◆ What the task asks
If a line below contains the string "Reading", copy it out.

Element data from apps and pages:
※

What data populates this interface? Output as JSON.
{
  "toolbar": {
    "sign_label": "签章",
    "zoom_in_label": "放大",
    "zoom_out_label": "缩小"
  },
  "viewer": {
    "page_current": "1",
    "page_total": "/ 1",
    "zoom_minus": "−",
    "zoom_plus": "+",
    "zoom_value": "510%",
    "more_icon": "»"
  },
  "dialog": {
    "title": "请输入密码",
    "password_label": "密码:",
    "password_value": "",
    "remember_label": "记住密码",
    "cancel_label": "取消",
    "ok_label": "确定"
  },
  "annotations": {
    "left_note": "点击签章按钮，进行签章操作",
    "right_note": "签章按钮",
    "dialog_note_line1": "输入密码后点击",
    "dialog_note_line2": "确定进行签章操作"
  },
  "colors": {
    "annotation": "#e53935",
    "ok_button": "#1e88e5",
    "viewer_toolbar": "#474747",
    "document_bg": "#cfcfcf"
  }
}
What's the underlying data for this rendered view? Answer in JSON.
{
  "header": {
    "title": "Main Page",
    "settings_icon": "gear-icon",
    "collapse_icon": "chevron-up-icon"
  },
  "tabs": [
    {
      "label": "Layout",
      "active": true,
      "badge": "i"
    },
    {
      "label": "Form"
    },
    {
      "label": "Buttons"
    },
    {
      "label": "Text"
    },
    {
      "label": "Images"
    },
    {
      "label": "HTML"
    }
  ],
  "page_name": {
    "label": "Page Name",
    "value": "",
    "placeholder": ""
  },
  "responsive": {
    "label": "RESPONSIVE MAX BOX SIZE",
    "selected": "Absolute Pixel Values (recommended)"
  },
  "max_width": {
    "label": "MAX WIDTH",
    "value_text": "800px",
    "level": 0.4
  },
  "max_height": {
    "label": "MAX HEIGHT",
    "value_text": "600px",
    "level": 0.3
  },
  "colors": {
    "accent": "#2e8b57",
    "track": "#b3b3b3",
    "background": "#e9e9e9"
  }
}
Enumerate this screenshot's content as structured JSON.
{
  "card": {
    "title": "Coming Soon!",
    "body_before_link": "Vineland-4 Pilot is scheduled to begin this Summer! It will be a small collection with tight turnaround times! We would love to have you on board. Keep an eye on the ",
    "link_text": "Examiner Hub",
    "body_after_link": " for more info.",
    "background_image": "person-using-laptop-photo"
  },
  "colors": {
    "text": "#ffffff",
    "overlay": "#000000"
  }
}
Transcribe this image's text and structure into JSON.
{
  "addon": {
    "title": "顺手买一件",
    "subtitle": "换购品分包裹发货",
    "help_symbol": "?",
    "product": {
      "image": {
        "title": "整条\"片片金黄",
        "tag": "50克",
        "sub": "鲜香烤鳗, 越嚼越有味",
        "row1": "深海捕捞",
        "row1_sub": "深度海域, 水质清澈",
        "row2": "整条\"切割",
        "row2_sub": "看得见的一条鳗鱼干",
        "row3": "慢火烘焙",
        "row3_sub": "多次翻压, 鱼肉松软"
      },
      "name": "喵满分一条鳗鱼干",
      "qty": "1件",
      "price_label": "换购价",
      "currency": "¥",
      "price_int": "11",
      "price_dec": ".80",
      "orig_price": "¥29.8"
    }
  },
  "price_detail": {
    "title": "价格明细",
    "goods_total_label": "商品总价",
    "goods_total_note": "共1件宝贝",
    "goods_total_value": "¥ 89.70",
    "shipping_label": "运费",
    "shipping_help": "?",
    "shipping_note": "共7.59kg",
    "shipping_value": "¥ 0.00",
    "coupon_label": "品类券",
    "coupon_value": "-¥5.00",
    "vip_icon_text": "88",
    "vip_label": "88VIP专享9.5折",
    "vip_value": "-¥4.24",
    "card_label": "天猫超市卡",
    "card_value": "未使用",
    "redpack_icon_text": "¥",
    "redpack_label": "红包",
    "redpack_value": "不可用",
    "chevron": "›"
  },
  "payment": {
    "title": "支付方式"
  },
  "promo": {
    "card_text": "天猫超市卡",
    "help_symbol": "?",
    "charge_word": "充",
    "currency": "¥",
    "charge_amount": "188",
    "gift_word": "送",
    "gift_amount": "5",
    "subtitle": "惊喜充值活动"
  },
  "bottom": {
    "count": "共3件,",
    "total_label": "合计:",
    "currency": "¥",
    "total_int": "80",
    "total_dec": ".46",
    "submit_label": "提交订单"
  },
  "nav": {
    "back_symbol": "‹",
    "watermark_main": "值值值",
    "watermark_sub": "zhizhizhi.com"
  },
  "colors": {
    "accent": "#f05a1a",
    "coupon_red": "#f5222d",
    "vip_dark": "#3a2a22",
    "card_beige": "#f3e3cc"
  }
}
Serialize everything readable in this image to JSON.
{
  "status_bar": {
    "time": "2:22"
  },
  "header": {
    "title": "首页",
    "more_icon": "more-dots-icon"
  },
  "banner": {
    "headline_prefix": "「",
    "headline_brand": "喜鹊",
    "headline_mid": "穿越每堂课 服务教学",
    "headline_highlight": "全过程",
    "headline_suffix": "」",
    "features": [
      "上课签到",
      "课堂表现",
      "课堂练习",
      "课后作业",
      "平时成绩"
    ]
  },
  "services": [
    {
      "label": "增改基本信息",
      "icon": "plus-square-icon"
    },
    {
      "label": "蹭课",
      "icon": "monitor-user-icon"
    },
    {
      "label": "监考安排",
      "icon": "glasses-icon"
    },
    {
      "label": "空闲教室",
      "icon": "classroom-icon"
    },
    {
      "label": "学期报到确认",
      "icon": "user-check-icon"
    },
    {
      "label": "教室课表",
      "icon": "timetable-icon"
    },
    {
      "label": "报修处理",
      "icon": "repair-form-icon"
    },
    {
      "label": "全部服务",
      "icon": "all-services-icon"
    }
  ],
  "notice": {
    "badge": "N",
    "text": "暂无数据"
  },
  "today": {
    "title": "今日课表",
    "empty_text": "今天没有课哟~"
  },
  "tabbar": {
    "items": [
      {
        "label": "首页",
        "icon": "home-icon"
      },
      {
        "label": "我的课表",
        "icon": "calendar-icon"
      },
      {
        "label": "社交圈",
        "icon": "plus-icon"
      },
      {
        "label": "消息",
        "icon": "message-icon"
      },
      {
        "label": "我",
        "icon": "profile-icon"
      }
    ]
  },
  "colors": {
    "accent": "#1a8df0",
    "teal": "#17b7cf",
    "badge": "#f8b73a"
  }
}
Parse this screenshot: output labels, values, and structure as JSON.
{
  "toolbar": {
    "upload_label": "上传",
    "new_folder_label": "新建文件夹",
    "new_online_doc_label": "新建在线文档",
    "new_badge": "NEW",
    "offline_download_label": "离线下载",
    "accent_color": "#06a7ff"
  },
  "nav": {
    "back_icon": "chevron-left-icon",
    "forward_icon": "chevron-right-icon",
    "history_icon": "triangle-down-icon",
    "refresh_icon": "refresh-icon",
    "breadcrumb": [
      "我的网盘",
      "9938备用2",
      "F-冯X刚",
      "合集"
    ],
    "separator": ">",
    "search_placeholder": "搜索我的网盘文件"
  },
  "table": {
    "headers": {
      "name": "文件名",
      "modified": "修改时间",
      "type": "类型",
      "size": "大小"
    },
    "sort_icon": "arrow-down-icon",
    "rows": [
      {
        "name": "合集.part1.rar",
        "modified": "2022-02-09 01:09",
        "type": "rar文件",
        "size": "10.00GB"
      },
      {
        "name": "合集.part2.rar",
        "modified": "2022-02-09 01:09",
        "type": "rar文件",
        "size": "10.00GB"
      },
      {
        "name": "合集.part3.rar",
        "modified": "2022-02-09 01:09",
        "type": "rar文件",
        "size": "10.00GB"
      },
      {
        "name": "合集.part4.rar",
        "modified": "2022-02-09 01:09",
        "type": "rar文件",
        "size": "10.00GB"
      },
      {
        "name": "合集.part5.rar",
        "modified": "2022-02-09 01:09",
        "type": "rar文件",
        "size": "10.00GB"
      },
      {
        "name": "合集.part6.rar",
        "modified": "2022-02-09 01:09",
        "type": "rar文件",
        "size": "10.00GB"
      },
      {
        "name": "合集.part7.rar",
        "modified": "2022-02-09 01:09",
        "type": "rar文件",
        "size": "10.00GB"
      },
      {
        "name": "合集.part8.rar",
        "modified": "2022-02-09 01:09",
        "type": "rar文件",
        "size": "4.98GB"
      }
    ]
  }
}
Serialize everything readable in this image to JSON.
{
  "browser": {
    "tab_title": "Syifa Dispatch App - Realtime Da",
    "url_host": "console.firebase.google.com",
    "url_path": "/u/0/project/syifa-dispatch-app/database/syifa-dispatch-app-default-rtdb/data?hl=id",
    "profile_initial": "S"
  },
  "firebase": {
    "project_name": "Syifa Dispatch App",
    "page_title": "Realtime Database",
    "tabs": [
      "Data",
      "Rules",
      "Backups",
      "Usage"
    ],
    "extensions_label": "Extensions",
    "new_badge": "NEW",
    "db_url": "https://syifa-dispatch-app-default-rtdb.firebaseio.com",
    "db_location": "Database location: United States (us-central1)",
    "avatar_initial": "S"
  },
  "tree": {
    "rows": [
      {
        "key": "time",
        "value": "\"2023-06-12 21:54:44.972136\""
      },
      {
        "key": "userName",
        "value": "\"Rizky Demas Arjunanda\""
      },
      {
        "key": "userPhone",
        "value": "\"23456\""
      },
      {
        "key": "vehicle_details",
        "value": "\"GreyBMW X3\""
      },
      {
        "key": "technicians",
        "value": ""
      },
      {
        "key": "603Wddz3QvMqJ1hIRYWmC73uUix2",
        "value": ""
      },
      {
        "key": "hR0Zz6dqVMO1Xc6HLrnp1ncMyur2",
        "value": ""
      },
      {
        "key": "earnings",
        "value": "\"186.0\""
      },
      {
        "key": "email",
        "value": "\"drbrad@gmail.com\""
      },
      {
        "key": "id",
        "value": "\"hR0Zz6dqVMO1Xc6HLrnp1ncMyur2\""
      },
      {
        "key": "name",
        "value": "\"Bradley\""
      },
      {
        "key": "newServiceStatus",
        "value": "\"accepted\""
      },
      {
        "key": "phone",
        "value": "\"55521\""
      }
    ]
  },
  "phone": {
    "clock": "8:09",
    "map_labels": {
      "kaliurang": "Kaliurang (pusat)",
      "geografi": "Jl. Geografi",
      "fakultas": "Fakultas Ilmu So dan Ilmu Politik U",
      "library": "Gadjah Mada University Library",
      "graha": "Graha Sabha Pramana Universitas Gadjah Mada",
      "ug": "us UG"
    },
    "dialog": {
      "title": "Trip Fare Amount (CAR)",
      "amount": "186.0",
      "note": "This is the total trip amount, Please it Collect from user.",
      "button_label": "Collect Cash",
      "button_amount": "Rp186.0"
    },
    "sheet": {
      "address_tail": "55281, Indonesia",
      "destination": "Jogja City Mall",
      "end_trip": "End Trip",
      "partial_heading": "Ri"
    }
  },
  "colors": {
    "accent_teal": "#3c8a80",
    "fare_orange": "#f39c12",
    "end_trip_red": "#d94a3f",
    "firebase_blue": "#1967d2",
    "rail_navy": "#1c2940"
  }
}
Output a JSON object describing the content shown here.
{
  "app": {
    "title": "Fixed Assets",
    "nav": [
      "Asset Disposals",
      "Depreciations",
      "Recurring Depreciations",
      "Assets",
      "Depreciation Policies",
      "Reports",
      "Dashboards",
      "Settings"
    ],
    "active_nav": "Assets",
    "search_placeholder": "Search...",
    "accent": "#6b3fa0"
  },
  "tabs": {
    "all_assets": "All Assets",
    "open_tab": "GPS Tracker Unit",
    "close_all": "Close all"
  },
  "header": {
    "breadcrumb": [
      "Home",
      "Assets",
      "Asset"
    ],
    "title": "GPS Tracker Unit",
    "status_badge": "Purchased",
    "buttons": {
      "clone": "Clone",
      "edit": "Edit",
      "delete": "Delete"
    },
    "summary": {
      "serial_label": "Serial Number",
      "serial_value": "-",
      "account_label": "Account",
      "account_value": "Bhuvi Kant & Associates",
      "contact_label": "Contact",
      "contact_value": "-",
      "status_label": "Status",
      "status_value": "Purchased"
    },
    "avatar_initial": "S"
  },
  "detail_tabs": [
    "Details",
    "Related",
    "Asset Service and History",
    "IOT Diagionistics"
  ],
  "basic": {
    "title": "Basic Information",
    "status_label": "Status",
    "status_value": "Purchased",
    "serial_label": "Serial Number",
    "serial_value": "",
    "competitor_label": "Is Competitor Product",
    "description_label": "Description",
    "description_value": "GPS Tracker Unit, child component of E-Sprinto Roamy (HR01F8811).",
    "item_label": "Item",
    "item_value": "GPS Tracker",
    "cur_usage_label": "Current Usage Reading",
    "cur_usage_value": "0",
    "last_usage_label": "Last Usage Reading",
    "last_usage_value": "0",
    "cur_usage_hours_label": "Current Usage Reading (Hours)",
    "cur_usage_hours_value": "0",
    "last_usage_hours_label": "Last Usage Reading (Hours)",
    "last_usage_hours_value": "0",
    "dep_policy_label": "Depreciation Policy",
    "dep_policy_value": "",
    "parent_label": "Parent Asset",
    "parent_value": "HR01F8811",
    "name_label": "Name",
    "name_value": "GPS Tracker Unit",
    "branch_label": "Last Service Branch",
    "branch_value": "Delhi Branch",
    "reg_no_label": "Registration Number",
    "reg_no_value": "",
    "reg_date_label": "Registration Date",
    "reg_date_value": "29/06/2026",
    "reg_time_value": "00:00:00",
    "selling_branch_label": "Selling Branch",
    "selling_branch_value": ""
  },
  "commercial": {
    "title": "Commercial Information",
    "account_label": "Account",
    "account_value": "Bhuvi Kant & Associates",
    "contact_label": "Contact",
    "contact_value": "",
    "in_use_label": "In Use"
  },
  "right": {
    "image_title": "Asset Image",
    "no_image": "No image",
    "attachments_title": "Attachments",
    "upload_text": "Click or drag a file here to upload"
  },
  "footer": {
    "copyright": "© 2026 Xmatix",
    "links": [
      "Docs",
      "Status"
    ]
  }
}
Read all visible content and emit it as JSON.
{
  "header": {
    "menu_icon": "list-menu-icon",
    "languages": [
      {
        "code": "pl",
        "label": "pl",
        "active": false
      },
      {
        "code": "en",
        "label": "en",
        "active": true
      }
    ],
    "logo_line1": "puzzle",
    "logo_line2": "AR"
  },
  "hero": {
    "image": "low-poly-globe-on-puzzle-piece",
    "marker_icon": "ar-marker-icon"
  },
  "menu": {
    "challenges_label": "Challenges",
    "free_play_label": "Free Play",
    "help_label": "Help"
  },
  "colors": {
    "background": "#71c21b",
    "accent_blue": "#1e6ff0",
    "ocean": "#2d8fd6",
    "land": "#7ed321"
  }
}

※

◆ Written answer
    "cur_usage_label": "Current Usage Reading",
    "last_usage_label": "Last Usage Reading",
    "cur_usage_hours_label": "Current Usage Reading (Hours)",
    "last_usage_hours_label": "Last Usage Reading (Hours)",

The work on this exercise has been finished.